On Thursday 22 April the Parliament will debate an Executive
motion on renewable energy. UNISON is the largest trade union in the Scottish
believes that any proposal to expand the generation of energy from renewable sources
has to be seen in the context of the Scottish energy industry as a whole. This
industry is vital to the Scottish economy and is facing serious challenges.
Scotland supports the expansion of generating capacity through renewable sources
with more challenging targets. We believe the 18% target by 2010 is achievable.
We do not believe the 40% target by 2020 is achievable. The scope for additional
onshore wind power is limited by available sites and likely to be slowed by public
opposition, however misguided that opposition may be. Other technologies remain
unproven and therefore do not, at this time, justify such an optimistic assessment
of their potential.
believes that unrealistic targets for renewables are already diverting government
attention from the need to support clean coal technologies (CCT). We believe that
the current level of UK government funding for CCT is totally inadequate. Even
if renewables can be expanded Scotland still requires baseload generation currently
provided by coal and nuclear power stations.
would therefore argue that the Scottish Executive should adopt a balanced energy
strategy that includes a mix of generating capacity. This would include a larger
element of renewables when proven capacity can be delivered - together with gas,
coal and nuclear power. Without clean coal generation and nuclear power Scotland

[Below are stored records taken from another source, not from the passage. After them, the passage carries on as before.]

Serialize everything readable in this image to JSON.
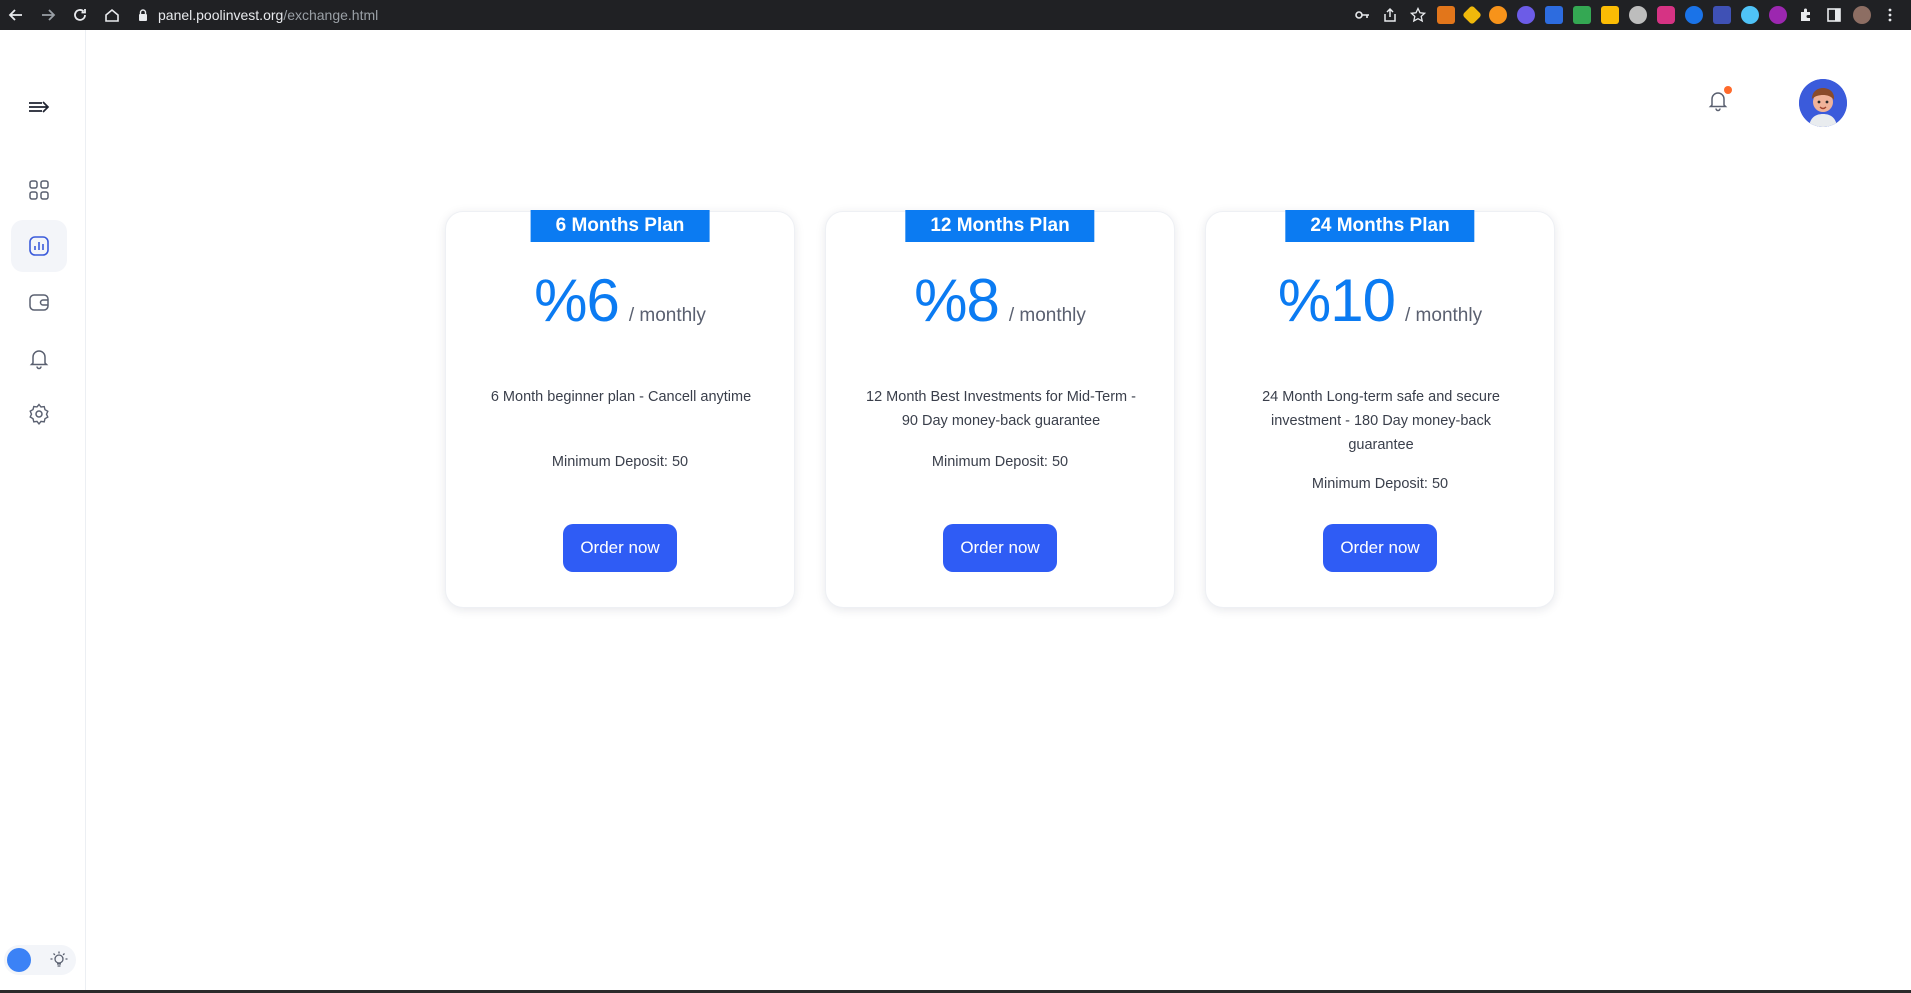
{
  "browser": {
    "url_host": "panel.poolinvest.org",
    "url_path": "/exchange.html"
  },
  "plans": [
    {
      "title": "6 Months Plan",
      "rate": "%6",
      "period": "/ monthly",
      "description": "6 Month beginner plan - Cancell anytime",
      "min_deposit": "Minimum Deposit: 50",
      "button": "Order now"
    },
    {
      "title": "12 Months Plan",
      "rate": "%8",
      "period": "/ monthly",
      "description": "12 Month Best Investments for Mid-Term - 90 Day money-back guarantee",
      "min_deposit": "Minimum Deposit: 50",
      "button": "Order now"
    },
    {
      "title": "24 Months Plan",
      "rate": "%10",
      "period": "/ monthly",
      "description": "24 Month Long-term safe and secure investment - 180 Day money-back guarantee",
      "min_deposit": "Minimum Deposit: 50",
      "button": "Order now"
    }
  ],
  "colors": {
    "accent": "#0b7bf2",
    "button": "#2f5cf5",
    "notification_dot": "#ff6a2b"
  },
  "icons": {
    "sidebar": [
      "menu-arrow-icon",
      "dashboard-grid-icon",
      "chart-icon",
      "wallet-icon",
      "bell-icon",
      "settings-gear-icon"
    ],
    "header": [
      "notification-bell-icon",
      "user-avatar"
    ]
  }
}
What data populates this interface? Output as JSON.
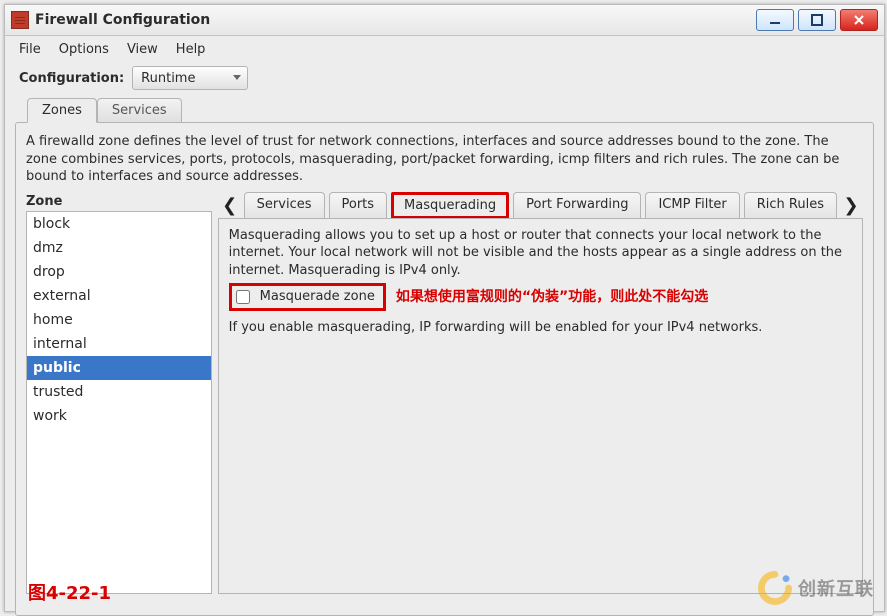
{
  "window": {
    "title": "Firewall Configuration"
  },
  "menu": {
    "file": "File",
    "options": "Options",
    "view": "View",
    "help": "Help"
  },
  "config": {
    "label": "Configuration:",
    "value": "Runtime"
  },
  "top_tabs": {
    "zones": "Zones",
    "services": "Services"
  },
  "zones_description": "A firewalld zone defines the level of trust for network connections, interfaces and source addresses bound to the zone. The zone combines services, ports, protocols, masquerading, port/packet forwarding, icmp filters and rich rules. The zone can be bound to interfaces and source addresses.",
  "zone": {
    "heading": "Zone",
    "items": [
      {
        "label": "block"
      },
      {
        "label": "dmz"
      },
      {
        "label": "drop"
      },
      {
        "label": "external"
      },
      {
        "label": "home"
      },
      {
        "label": "internal"
      },
      {
        "label": "public"
      },
      {
        "label": "trusted"
      },
      {
        "label": "work"
      }
    ],
    "selected_index": 6
  },
  "inner_tabs": {
    "services": "Services",
    "ports": "Ports",
    "masquerading": "Masquerading",
    "port_forwarding": "Port Forwarding",
    "icmp_filter": "ICMP Filter",
    "rich_rules": "Rich Rules"
  },
  "masquerading": {
    "description": "Masquerading allows you to set up a host or router that connects your local network to the internet. Your local network will not be visible and the hosts appear as a single address on the internet. Masquerading is IPv4 only.",
    "checkbox_label": "Masquerade zone",
    "red_note": "如果想使用富规则的“伪装”功能，则此处不能勾选",
    "forward_note": "If you enable masquerading, IP forwarding will be enabled for your IPv4 networks."
  },
  "figure_caption": "图4-22-1",
  "watermark": "创新互联"
}
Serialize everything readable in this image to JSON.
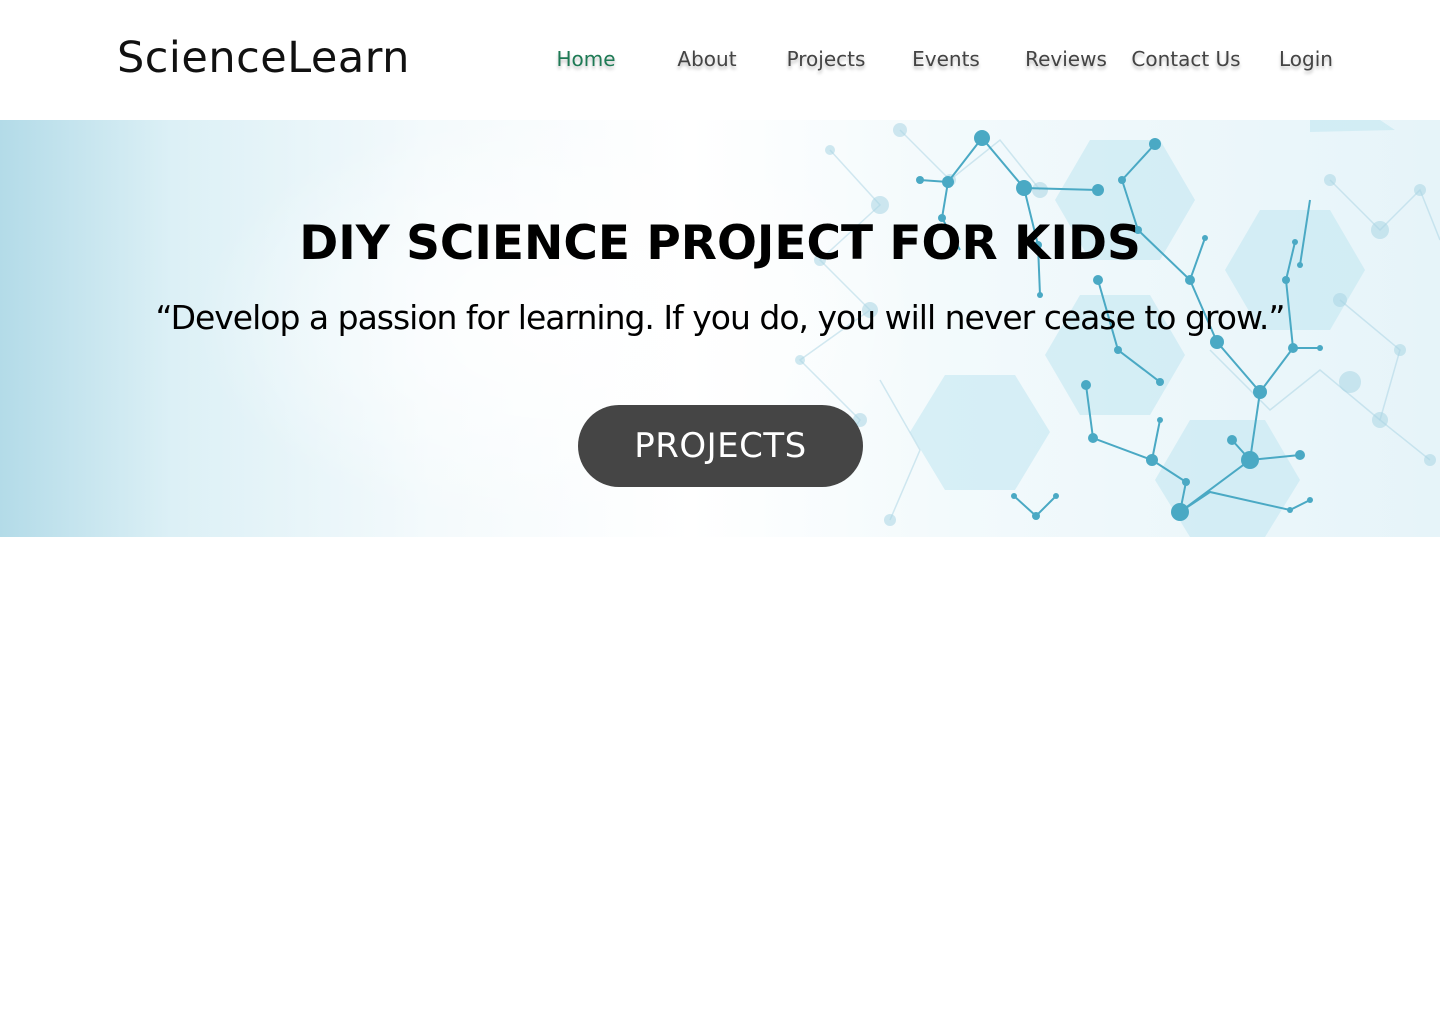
{
  "header": {
    "brand": "ScienceLearn",
    "nav": [
      {
        "label": "Home",
        "active": true
      },
      {
        "label": "About",
        "active": false
      },
      {
        "label": "Projects",
        "active": false
      },
      {
        "label": "Events",
        "active": false
      },
      {
        "label": "Reviews",
        "active": false
      },
      {
        "label": "Contact Us",
        "active": false
      },
      {
        "label": "Login",
        "active": false
      }
    ]
  },
  "hero": {
    "title": "DIY SCIENCE PROJECT FOR KIDS",
    "quote": "“Develop a passion for learning. If you do, you will never cease to grow.”",
    "cta_label": "PROJECTS",
    "background_image": "molecule-network-illustration"
  },
  "colors": {
    "nav_active": "#1e7a55",
    "nav_text": "#444444",
    "cta_background": "#454545",
    "cta_text": "#ffffff",
    "molecule_accent": "#4aa9c4"
  }
}
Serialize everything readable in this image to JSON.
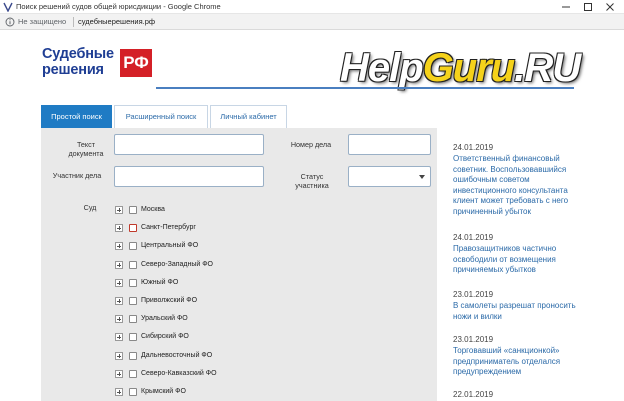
{
  "window": {
    "title": "Поиск решений судов общей юрисдикции - Google Chrome"
  },
  "addressbar": {
    "security": "Не защищено",
    "url": "судебныерешения.рф"
  },
  "logo": {
    "line1": "Судебные",
    "line2": "решения",
    "badge": "РФ",
    "colors": {
      "text": "#1f3e94",
      "badge": "#d42027"
    }
  },
  "watermark": {
    "part1": "Help",
    "part2": "Guru",
    "part3": ".RU"
  },
  "tabs": [
    {
      "label": "Простой поиск",
      "active": true
    },
    {
      "label": "Расширенный поиск",
      "active": false
    },
    {
      "label": "Личный кабинет",
      "active": false
    }
  ],
  "form": {
    "doc_text_label_line1": "Текст",
    "doc_text_label_line2": "документа",
    "case_number_label": "Номер дела",
    "participant_label": "Участник дела",
    "status_label_line1": "Статус",
    "status_label_line2": "участника",
    "status_selected": "",
    "court_label": "Суд",
    "courts": [
      "Москва",
      "Санкт-Петербург",
      "Центральный ФО",
      "Северо-Западный ФО",
      "Южный ФО",
      "Приволжский ФО",
      "Уральский ФО",
      "Сибирский ФО",
      "Дальневосточный ФО",
      "Северо-Кавказский ФО",
      "Крымский ФО"
    ]
  },
  "news": [
    {
      "date": "24.01.2019",
      "text": "Ответственный финансовый советник. Воспользовавшийся ошибочным советом инвестиционного консультанта клиент может требовать с него причиненный убыток"
    },
    {
      "date": "24.01.2019",
      "text": "Правозащитников частично освободили от возмещения причиняемых убытков"
    },
    {
      "date": "23.01.2019",
      "text": "В самолеты разрешат проносить ножи и вилки"
    },
    {
      "date": "23.01.2019",
      "text": "Торговавший «санкционкой» предприниматель отделался предупреждением"
    },
    {
      "date": "22.01.2019",
      "text": ""
    }
  ],
  "colors": {
    "accent": "#1f7bc4",
    "link": "#2b6aa8",
    "panel": "#e9e9e9"
  }
}
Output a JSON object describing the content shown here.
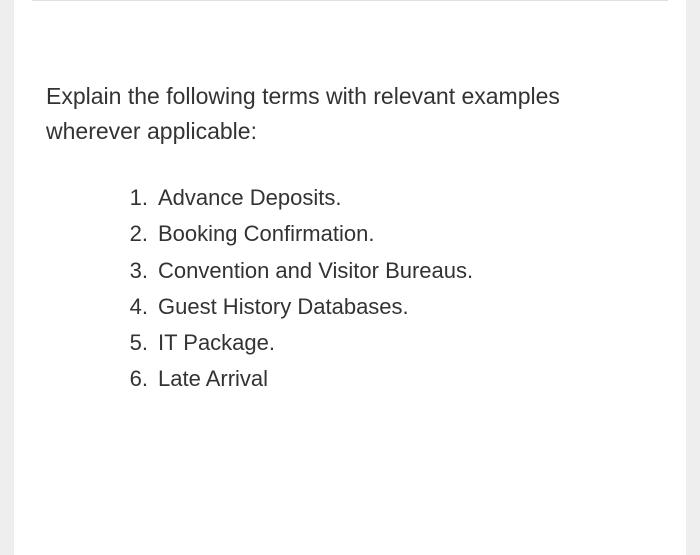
{
  "prompt": "Explain the following terms with relevant examples wherever applicable:",
  "items": [
    {
      "num": "1.",
      "text": "Advance Deposits."
    },
    {
      "num": "2.",
      "text": "Booking Confirmation."
    },
    {
      "num": "3.",
      "text": "Convention and Visitor Bureaus."
    },
    {
      "num": "4.",
      "text": "Guest History Databases."
    },
    {
      "num": "5.",
      "text": "IT Package."
    },
    {
      "num": "6.",
      "text": "Late Arrival"
    }
  ]
}
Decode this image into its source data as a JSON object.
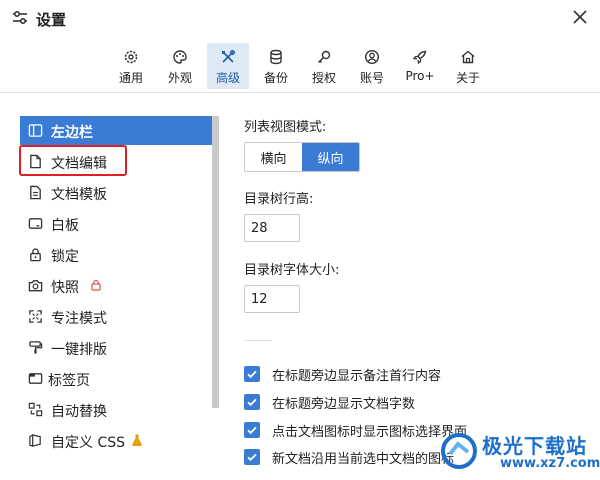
{
  "window": {
    "title": "设置"
  },
  "tabs": [
    {
      "label": "通用",
      "icon": "gear-icon"
    },
    {
      "label": "外观",
      "icon": "palette-icon"
    },
    {
      "label": "高级",
      "icon": "tools-icon",
      "active": true
    },
    {
      "label": "备份",
      "icon": "database-icon"
    },
    {
      "label": "授权",
      "icon": "key-icon"
    },
    {
      "label": "账号",
      "icon": "user-icon"
    },
    {
      "label": "Pro+",
      "icon": "rocket-icon"
    },
    {
      "label": "关于",
      "icon": "home-icon"
    }
  ],
  "sidebar": {
    "items": [
      {
        "label": "左边栏",
        "icon": "sidebar-icon",
        "active": true
      },
      {
        "label": "文档编辑",
        "icon": "document-icon"
      },
      {
        "label": "文档模板",
        "icon": "template-icon"
      },
      {
        "label": "白板",
        "icon": "whiteboard-icon"
      },
      {
        "label": "锁定",
        "icon": "lock-icon"
      },
      {
        "label": "快照",
        "icon": "camera-icon",
        "badge": "lock-badge-icon"
      },
      {
        "label": "专注模式",
        "icon": "focus-icon"
      },
      {
        "label": "一键排版",
        "icon": "format-painter-icon"
      },
      {
        "label": "标签页",
        "icon": "tab-page-icon"
      },
      {
        "label": "自动替换",
        "icon": "replace-icon"
      },
      {
        "label": "自定义 CSS",
        "icon": "css-icon",
        "badge": "flask-badge-icon"
      }
    ]
  },
  "main": {
    "list_view_mode": {
      "label": "列表视图模式:",
      "options": [
        "横向",
        "纵向"
      ],
      "selected": "纵向"
    },
    "tree_row_height": {
      "label": "目录树行高:",
      "value": "28"
    },
    "tree_font_size": {
      "label": "目录树字体大小:",
      "value": "12"
    },
    "checkboxes": [
      {
        "label": "在标题旁边显示备注首行内容",
        "checked": true
      },
      {
        "label": "在标题旁边显示文档字数",
        "checked": true
      },
      {
        "label": "点击文档图标时显示图标选择界面",
        "checked": true
      },
      {
        "label": "新文档沿用当前选中文档的图标",
        "checked": true
      }
    ]
  },
  "watermark": {
    "text": "极光下载站",
    "url": "www.xz7.com"
  },
  "colors": {
    "accent": "#3a7bd5",
    "active_tab_bg": "#dfe9f6",
    "highlight": "#e02020"
  }
}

will become an importer of energy, mostly gas, from less than secure overseas
sources. A position accurately portrayed in the recent BBC 'If' docudrama.
key stumbling block to the development of a renewable energy industry in Scotland
is the lack of grid capacity in areas where renewable generation is likely to
occur. We remain to be convinced that the reforms in the UK Energy Bill will create
the right incentives for new generation and bring large-scale investment in transmission
networks. Whilst the worst aspects of Ofgem's proposals have rightly been rejected
by the UK government, elements of discrimination against Scotland remain.
Scottish Executive should focus on action to lessen any negative views within
local communities, and to mitigate the environmental impact of wind turbines and
transmission lines. The economics of renewable energy should be better explained
to communities who are being mislead into believing that this is equivalent to
oil exploration in terms of community benefit. Renewable energy is actually more
expensive than other forms of generation. The planning system also needs to be
better resourced so that applications are dealt with more quickly whilst retaining
proper local determination.
Scotland would strongly urge the Executive to apply the Waste Framework Directive
sensibly. Current interpretation of the regulations could bring to an end the
combustion of Waste Derived Fuel produced from sludge at Daldowie and burnt at
Longannet Power Station. This is an environmentally sound method of fuel generation
and its loss would result in extra coal emissions and landfill for the sludge.
conclusion, the Scottish Executive should promote renewable energy whilst recognising
the need for a balanced energy strategy for Scotland.